▶ [What the task asks]
All lines below must be repeated exactly, with the pictures omitted.

▶ [The input]
....

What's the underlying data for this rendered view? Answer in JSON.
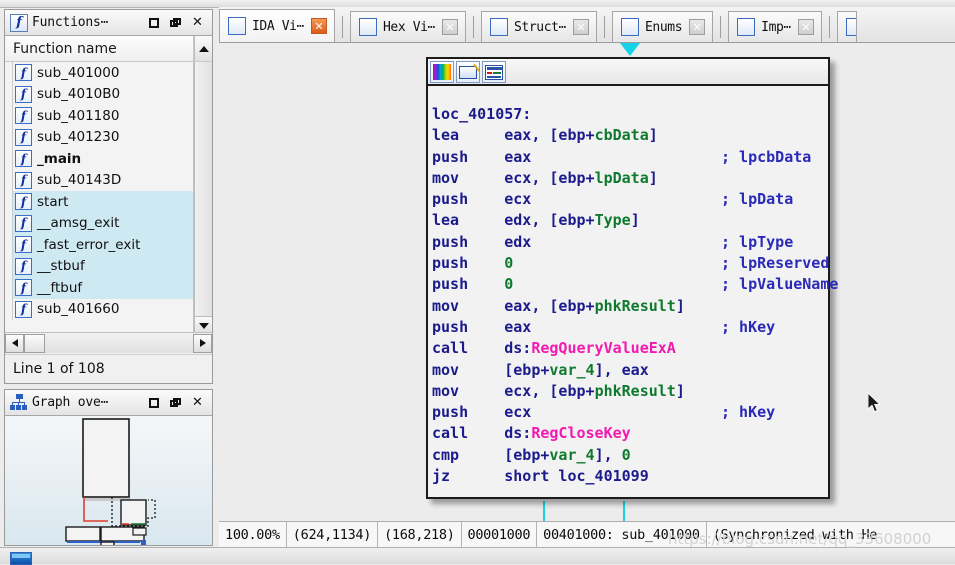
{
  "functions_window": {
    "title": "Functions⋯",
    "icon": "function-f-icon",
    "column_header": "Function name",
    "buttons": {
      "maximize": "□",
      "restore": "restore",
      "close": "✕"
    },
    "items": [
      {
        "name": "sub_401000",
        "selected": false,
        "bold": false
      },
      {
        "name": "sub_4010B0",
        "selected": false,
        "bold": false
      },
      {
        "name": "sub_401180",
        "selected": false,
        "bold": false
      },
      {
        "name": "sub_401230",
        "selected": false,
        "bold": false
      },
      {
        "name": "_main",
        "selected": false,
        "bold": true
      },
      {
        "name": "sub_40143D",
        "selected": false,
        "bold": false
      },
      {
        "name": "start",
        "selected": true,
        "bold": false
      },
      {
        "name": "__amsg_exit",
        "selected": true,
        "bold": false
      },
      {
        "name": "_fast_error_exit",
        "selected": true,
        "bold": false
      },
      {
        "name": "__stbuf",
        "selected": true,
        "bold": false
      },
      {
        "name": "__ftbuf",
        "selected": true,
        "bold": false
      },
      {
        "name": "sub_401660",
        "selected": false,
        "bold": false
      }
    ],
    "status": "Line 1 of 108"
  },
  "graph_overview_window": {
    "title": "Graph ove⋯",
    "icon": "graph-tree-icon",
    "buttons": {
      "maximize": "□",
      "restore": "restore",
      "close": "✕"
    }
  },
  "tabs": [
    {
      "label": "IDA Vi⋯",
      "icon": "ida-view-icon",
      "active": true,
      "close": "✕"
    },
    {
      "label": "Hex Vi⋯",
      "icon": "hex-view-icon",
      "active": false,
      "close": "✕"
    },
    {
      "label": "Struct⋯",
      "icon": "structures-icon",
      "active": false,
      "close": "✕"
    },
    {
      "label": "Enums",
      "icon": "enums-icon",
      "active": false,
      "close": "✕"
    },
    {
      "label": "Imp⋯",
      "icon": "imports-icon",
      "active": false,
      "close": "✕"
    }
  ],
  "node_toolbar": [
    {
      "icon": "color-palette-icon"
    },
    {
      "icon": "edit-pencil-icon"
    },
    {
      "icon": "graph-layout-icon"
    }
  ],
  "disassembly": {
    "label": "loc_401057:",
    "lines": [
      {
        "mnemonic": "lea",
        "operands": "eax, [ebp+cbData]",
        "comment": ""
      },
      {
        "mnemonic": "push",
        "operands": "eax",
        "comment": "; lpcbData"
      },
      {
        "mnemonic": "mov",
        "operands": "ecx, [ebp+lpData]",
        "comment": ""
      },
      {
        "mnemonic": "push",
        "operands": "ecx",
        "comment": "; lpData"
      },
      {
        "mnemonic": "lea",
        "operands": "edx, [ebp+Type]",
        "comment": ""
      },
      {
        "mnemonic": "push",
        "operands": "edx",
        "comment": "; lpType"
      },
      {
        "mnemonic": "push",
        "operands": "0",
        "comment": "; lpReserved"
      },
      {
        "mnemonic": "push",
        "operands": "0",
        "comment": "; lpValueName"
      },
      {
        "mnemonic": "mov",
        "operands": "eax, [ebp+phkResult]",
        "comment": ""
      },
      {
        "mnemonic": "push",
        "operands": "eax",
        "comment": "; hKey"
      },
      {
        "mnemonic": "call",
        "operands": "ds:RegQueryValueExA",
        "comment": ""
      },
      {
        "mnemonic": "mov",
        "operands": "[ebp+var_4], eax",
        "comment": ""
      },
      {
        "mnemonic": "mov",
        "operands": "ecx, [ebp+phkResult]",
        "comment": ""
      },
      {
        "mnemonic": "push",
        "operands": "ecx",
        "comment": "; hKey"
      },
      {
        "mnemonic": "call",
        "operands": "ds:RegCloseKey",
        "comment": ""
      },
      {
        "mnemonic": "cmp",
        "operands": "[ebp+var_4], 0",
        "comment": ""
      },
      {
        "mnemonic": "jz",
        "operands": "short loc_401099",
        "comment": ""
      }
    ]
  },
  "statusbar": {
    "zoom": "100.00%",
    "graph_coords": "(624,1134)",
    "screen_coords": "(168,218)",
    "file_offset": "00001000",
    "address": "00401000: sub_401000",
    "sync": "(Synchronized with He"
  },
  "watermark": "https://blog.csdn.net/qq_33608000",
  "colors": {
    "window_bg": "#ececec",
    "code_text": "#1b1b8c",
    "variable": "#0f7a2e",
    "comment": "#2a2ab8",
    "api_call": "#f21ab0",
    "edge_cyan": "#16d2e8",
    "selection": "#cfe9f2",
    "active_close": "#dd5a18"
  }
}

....

▶ [Task result]
What's the underlying data for this rendered view? Answer in JSON.
{
  "functions_window": {
    "title": "Functions⋯",
    "icon": "function-f-icon",
    "column_header": "Function name",
    "buttons": {
      "maximize": "□",
      "restore": "restore",
      "close": "✕"
    },
    "items": [
      {
        "name": "sub_401000",
        "selected": false,
        "bold": false
      },
      {
        "name": "sub_4010B0",
        "selected": false,
        "bold": false
      },
      {
        "name": "sub_401180",
        "selected": false,
        "bold": false
      },
      {
        "name": "sub_401230",
        "selected": false,
        "bold": false
      },
      {
        "name": "_main",
        "selected": false,
        "bold": true
      },
      {
        "name": "sub_40143D",
        "selected": false,
        "bold": false
      },
      {
        "name": "start",
        "selected": true,
        "bold": false
      },
      {
        "name": "__amsg_exit",
        "selected": true,
        "bold": false
      },
      {
        "name": "_fast_error_exit",
        "selected": true,
        "bold": false
      },
      {
        "name": "__stbuf",
        "selected": true,
        "bold": false
      },
      {
        "name": "__ftbuf",
        "selected": true,
        "bold": false
      },
      {
        "name": "sub_401660",
        "selected": false,
        "bold": false
      }
    ],
    "status": "Line 1 of 108"
  },
  "graph_overview_window": {
    "title": "Graph ove⋯",
    "icon": "graph-tree-icon",
    "buttons": {
      "maximize": "□",
      "restore": "restore",
      "close": "✕"
    }
  },
  "tabs": [
    {
      "label": "IDA Vi⋯",
      "icon": "ida-view-icon",
      "active": true,
      "close": "✕"
    },
    {
      "label": "Hex Vi⋯",
      "icon": "hex-view-icon",
      "active": false,
      "close": "✕"
    },
    {
      "label": "Struct⋯",
      "icon": "structures-icon",
      "active": false,
      "close": "✕"
    },
    {
      "label": "Enums",
      "icon": "enums-icon",
      "active": false,
      "close": "✕"
    },
    {
      "label": "Imp⋯",
      "icon": "imports-icon",
      "active": false,
      "close": "✕"
    }
  ],
  "node_toolbar": [
    {
      "icon": "color-palette-icon"
    },
    {
      "icon": "edit-pencil-icon"
    },
    {
      "icon": "graph-layout-icon"
    }
  ],
  "disassembly": {
    "label": "loc_401057:",
    "lines": [
      {
        "mnemonic": "lea",
        "operands": "eax, [ebp+cbData]",
        "comment": ""
      },
      {
        "mnemonic": "push",
        "operands": "eax",
        "comment": "; lpcbData"
      },
      {
        "mnemonic": "mov",
        "operands": "ecx, [ebp+lpData]",
        "comment": ""
      },
      {
        "mnemonic": "push",
        "operands": "ecx",
        "comment": "; lpData"
      },
      {
        "mnemonic": "lea",
        "operands": "edx, [ebp+Type]",
        "comment": ""
      },
      {
        "mnemonic": "push",
        "operands": "edx",
        "comment": "; lpType"
      },
      {
        "mnemonic": "push",
        "operands": "0",
        "comment": "; lpReserved"
      },
      {
        "mnemonic": "push",
        "operands": "0",
        "comment": "; lpValueName"
      },
      {
        "mnemonic": "mov",
        "operands": "eax, [ebp+phkResult]",
        "comment": ""
      },
      {
        "mnemonic": "push",
        "operands": "eax",
        "comment": "; hKey"
      },
      {
        "mnemonic": "call",
        "operands": "ds:RegQueryValueExA",
        "comment": ""
      },
      {
        "mnemonic": "mov",
        "operands": "[ebp+var_4], eax",
        "comment": ""
      },
      {
        "mnemonic": "mov",
        "operands": "ecx, [ebp+phkResult]",
        "comment": ""
      },
      {
        "mnemonic": "push",
        "operands": "ecx",
        "comment": "; hKey"
      },
      {
        "mnemonic": "call",
        "operands": "ds:RegCloseKey",
        "comment": ""
      },
      {
        "mnemonic": "cmp",
        "operands": "[ebp+var_4], 0",
        "comment": ""
      },
      {
        "mnemonic": "jz",
        "operands": "short loc_401099",
        "comment": ""
      }
    ]
  },
  "statusbar": {
    "zoom": "100.00%",
    "graph_coords": "(624,1134)",
    "screen_coords": "(168,218)",
    "file_offset": "00001000",
    "address": "00401000: sub_401000",
    "sync": "(Synchronized with He"
  },
  "watermark": "https://blog.csdn.net/qq_33608000",
  "colors": {
    "window_bg": "#ececec",
    "code_text": "#1b1b8c",
    "variable": "#0f7a2e",
    "comment": "#2a2ab8",
    "api_call": "#f21ab0",
    "edge_cyan": "#16d2e8",
    "selection": "#cfe9f2",
    "active_close": "#dd5a18"
  }
}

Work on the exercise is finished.